Pelorus: Travel trends for the private jet industry


Seven top trends will shape the luxury travel industry for private jet owners and charter clients over the next five years, according to the latest report from bespoke travel specialist Pelorus.

Gen Alpha Design, High-Impact Conservation and Gamma Destinations were among the key trends identified by Pelorus in partnership with travel forecasting company Globetrender.

Gen Alpha Design: This trend is focused on the many new high net worth individuals (HNWI) coming into the private jet industry as charter clients or owners, who are millennials aged between 26 to 41 with changing needs. Pelorus and Globetrender looked at how these customers are going to influence routes and destinations for luxury travel.

At the launch of the report, Jenny Southan, editor, founder and CEO, Globetrender said: “Not only are millennials the most travelled generation, but a large proportion of them are now exploring the world with their children.” She added that travel will include educational trips for the children, known as generation Alpha. “Companies have a huge opportunity to recalibrate their offerings to better cater to their youthful demographic.”

Geordie Mackay-Lewis, co-founder and CEO, Pelorus added: “What we’ve seen over the last two or three years is an increase in educational travel and requests for more of an educational slant on their travel experiences.” He said requests for educational trips have increased 185% between 2021 and 2022.

The trend could see private jet charter venture into destinations such as the Peruvian jungle through Lima’s Jorge Chavez International Airport, or the pyramids in Egypt.

High-Impact Conservation: There will be an increasing focus on sustainability and protecting natural habitats and wildlife, according to the report.

“Over the next five years we anticipate growing demand for high-impact conservation from high net worth clients who really want to make a difference,” said Globetrender’s Southan. “For discerning high net worth travellers who are no longer impressed by caviar and gold tacks, luxury has taken on a new meaning.

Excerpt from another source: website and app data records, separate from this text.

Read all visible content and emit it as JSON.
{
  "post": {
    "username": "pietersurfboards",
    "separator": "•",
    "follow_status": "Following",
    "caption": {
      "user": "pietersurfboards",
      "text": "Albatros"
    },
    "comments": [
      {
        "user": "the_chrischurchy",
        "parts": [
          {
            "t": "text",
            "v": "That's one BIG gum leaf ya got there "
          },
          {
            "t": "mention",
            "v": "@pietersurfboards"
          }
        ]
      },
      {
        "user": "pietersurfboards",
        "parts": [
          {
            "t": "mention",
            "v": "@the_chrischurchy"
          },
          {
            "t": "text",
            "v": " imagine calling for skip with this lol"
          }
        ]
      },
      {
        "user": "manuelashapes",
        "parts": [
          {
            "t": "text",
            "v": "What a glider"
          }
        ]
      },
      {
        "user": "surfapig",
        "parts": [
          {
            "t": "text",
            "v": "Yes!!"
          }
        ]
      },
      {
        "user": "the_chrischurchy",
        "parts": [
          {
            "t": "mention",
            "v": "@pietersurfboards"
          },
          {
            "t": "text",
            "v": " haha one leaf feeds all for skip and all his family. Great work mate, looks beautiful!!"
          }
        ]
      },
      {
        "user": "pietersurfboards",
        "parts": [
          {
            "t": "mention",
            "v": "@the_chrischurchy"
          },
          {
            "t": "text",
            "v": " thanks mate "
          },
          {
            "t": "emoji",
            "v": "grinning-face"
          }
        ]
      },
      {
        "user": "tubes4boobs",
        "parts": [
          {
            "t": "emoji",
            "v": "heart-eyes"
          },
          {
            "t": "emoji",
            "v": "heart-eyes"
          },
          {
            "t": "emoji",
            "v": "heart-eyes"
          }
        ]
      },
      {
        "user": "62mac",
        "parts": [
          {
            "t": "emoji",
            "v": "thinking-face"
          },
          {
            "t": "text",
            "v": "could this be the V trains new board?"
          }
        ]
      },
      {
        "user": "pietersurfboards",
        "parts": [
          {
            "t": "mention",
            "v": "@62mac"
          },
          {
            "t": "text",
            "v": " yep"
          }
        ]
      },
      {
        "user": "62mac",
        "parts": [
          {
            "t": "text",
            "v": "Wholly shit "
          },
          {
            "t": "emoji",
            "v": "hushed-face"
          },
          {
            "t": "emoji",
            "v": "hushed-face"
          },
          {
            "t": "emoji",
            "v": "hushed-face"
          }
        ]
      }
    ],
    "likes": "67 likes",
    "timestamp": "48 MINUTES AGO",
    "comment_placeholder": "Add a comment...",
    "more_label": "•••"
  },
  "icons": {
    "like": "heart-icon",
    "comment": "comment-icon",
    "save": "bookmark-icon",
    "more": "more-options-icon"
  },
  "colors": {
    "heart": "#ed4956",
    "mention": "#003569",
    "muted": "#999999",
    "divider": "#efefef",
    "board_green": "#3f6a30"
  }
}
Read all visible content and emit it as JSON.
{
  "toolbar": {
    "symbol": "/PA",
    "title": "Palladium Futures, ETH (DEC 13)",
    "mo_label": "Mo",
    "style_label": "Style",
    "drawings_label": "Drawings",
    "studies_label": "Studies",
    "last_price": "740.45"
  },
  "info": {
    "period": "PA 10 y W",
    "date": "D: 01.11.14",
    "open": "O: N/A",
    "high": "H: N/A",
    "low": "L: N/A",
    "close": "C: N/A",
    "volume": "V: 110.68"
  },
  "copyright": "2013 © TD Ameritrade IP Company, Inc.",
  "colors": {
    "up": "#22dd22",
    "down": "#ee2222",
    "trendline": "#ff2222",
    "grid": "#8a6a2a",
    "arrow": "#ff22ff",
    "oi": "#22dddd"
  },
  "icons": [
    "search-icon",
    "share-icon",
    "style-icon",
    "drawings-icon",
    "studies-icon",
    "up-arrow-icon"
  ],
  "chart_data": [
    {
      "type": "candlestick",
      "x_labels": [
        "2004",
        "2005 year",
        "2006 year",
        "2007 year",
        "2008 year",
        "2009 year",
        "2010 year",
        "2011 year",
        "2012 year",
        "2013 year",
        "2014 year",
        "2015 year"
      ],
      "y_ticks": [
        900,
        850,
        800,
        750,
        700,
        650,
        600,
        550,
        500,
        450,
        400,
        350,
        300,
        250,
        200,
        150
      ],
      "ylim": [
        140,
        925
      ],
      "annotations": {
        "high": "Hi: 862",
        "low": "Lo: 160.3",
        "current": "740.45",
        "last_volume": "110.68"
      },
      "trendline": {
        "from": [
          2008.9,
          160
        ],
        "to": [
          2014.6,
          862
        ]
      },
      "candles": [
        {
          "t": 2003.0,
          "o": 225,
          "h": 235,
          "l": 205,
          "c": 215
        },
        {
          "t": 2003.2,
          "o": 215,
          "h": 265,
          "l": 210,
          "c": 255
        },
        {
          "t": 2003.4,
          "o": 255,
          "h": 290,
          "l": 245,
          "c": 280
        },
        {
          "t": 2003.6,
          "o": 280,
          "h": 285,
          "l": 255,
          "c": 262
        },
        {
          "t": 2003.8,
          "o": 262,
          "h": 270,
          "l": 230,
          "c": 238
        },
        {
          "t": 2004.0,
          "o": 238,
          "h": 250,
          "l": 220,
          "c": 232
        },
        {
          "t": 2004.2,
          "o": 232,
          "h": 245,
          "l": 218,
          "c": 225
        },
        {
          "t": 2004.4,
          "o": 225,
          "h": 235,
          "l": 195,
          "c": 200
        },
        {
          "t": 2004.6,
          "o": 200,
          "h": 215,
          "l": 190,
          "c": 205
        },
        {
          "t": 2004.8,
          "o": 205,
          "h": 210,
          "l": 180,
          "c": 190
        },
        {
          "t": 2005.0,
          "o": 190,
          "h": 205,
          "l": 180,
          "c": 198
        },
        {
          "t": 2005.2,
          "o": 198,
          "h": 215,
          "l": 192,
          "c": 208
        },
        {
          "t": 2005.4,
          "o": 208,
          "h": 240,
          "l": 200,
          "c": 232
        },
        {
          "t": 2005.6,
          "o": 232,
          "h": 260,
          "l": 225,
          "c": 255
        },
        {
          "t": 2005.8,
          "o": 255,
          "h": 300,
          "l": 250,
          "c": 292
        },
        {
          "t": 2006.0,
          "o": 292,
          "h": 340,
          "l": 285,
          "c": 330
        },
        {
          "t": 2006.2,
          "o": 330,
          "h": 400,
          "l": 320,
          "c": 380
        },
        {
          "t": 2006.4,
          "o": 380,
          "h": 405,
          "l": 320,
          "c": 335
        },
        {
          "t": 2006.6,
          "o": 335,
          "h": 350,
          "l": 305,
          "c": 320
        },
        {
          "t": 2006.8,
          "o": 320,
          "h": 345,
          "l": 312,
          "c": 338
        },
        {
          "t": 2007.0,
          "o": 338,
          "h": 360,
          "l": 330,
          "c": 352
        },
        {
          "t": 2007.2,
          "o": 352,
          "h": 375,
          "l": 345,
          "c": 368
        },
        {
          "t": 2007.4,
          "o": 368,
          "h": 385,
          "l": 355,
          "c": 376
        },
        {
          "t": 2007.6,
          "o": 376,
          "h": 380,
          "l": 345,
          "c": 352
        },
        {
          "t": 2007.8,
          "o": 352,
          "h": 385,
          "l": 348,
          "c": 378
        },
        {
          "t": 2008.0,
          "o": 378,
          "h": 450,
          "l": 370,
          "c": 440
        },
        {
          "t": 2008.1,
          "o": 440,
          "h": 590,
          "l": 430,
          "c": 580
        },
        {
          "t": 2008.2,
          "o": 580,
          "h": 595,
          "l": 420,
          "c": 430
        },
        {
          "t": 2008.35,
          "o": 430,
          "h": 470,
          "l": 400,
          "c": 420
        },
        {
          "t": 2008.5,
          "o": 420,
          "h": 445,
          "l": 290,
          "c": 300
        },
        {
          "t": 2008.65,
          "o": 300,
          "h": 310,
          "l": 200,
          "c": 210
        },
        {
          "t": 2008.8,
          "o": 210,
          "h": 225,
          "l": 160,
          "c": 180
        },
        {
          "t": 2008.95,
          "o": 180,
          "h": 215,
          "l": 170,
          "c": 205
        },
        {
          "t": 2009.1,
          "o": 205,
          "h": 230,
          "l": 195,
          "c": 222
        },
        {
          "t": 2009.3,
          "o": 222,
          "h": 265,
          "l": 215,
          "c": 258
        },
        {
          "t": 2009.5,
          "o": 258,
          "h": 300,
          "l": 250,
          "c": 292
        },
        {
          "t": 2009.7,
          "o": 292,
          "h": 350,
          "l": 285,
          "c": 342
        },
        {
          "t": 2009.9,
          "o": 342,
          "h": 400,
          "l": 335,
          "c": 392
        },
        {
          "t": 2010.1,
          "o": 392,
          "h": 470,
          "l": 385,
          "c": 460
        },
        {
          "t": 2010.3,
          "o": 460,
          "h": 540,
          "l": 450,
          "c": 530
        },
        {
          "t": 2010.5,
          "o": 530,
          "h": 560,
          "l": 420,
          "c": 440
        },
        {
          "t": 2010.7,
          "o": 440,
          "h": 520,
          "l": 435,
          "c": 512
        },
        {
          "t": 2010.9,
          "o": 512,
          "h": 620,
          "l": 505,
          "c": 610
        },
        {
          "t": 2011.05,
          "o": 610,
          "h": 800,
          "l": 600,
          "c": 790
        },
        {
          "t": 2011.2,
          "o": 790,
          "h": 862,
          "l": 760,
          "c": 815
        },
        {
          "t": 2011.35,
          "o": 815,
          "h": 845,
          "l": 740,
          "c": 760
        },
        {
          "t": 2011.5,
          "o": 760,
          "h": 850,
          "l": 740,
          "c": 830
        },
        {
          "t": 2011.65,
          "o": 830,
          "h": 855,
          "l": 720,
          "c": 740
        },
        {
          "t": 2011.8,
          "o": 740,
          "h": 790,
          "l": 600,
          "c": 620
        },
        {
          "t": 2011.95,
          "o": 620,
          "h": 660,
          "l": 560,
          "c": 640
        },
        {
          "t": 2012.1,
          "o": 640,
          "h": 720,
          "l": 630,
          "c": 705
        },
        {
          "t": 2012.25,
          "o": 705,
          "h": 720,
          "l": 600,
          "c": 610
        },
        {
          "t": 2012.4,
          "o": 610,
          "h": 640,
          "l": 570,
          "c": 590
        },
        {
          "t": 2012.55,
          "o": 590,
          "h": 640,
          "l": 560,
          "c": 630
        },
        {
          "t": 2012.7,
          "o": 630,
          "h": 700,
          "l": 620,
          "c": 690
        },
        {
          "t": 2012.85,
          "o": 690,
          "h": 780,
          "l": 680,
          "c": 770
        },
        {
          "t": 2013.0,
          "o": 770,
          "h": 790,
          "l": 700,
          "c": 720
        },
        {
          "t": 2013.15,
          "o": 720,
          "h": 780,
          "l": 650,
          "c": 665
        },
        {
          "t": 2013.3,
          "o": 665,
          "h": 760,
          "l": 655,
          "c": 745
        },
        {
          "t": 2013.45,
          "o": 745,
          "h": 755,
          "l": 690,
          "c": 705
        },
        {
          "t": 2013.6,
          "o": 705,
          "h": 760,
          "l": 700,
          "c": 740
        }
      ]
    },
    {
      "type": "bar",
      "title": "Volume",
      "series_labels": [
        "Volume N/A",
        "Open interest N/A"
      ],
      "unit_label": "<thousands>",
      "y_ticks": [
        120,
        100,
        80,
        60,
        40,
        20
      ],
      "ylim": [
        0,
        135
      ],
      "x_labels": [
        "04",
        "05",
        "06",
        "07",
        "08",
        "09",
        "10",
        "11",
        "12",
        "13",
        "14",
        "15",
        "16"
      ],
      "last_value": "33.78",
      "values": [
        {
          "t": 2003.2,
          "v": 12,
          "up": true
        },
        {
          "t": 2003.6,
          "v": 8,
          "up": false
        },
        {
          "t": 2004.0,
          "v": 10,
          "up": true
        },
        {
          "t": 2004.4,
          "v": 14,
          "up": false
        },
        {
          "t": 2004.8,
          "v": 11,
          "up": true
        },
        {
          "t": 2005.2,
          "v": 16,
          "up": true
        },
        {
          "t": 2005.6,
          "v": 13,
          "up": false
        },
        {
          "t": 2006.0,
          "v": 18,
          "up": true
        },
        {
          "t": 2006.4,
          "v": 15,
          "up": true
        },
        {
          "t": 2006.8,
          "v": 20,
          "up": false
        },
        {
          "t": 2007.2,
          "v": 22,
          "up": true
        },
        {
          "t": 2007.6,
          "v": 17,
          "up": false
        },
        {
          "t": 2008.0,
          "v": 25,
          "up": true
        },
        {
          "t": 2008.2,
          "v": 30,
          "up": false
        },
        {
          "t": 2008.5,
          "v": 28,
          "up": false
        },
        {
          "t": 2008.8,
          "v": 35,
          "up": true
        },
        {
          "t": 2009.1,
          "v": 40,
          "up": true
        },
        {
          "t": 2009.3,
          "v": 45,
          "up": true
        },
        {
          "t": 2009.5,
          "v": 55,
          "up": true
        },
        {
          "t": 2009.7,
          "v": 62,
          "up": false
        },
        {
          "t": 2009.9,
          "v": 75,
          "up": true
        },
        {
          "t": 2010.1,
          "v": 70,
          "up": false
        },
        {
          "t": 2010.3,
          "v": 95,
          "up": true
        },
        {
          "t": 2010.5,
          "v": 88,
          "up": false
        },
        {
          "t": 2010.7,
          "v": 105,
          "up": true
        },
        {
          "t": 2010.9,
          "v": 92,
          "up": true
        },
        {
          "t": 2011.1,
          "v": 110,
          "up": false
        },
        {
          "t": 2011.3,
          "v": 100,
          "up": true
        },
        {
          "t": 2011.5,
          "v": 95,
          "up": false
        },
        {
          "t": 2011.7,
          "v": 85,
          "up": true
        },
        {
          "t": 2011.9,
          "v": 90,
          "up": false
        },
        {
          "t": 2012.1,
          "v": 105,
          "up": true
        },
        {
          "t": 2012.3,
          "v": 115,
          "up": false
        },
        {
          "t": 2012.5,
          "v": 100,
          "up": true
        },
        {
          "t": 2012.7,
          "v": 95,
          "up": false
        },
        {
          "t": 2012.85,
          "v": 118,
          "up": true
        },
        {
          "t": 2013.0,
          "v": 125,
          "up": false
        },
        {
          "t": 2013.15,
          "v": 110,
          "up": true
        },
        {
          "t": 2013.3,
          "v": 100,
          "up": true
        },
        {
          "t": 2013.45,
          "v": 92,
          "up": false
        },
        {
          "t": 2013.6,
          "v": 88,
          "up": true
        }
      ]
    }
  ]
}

With scarcity as integral to its definition, luxury is becoming associated with exploring more remote wilderness locations or tracking their animals.”

The report said this could mean more private jet charter trips to the continent of Africa, where travellers can join conservation scientists and anti-poaching units. This could also see more sustainable aviation fuel (SAF) and carbon offsetting used on charters.

Gamma Destinations: Perhaps one of the more surprising trends, HNWIs are going to seek out destinations that are less popular with tourists over the next five years. “For the worldly wealthy who have seen it all, I think there will be a growing appetite to witness previously unheard of and overlooked countries,” said Southan.

Places like Yemen and Saudi Arabia could be on the top of the list, according to the report. By 2030, Saudi Arabia plans to become a major international tourism destination, with an ambitious target of 100m inbound visitors per year. However, tourist visas only began to be issued in 2019.

Asked about travel to areas facing geo-political criticism, Southan said: “I think it will come down to how you as an individual feel about going to that destination, but [the Saudi government] are going to work very, very hard to change people’s minds.”

While there are plenty of airports in Saudi Arabia that private fliers can jet into, the infrastructure on the ground may not yet be as advanced as it needs to be to justify chartering a flight there.

Jimmy Carroll, co-founder and business development director, Pelorus added: “People want to go there due to the inquiries we’ve had this year, but in terms of projecting travel [people think] it is much further forward in terms of what it is, when it comes to the infrastructure and the city. It’s not ready yet, so we’re having to turn people away right now.”

Co-founder Mackay-Lewis said from his personal experience, the people living there want to see more tourism. “I think it’s very much about that. The rest is white noise,” he said.

Clean Tech Expeditions: Luxury travel modes will be chosen depending on the carbon emitted by the vehicle over the next five years and beyond. Pelorus said we should see more adoption of sustainable alternatives or changes, such as SAF or the increased uptake of eVTOLS rather than jets.

As well as looking at the upcoming trends, the report said that demand for luxury travel will continue to increase alongside the growing number of millionaires, particularly in Asia. Globetrender predicts 13% of Singaporeans are going to be millionaires by 2034, which will be a driver for private luxury travel in the future.

Pelorus seven top travel trends – at a glance

  • Gen Alpha Design: Greater focus on exploring world with children, more focus on educational trips
  • High-Impact Conservation: More consciousness on sustainability and protecting natural habitats, more trips to countries in Africa for anti-poaching excursions
  • Gamma Destinations: Move from over-crowded tourist hotspots to more unexplored areas, could see more diverse private jet routes and charters
  • Ocean Exploration: Increase in trips to coastal regions
  • Metaverse Previews: ‘Try before you buy’ through virtual reality
  • Clean Tech Expeditions: Increased demand for reduced emission/emission-free transport and SAF
  • Grand Tours: Extending luxury travel trips on land

The research was based on quantitative travel data as well as feedback from Pelorus’ clients and their travel preferences.

Read the full report here. 

Read the trends for luxury yacht travel here.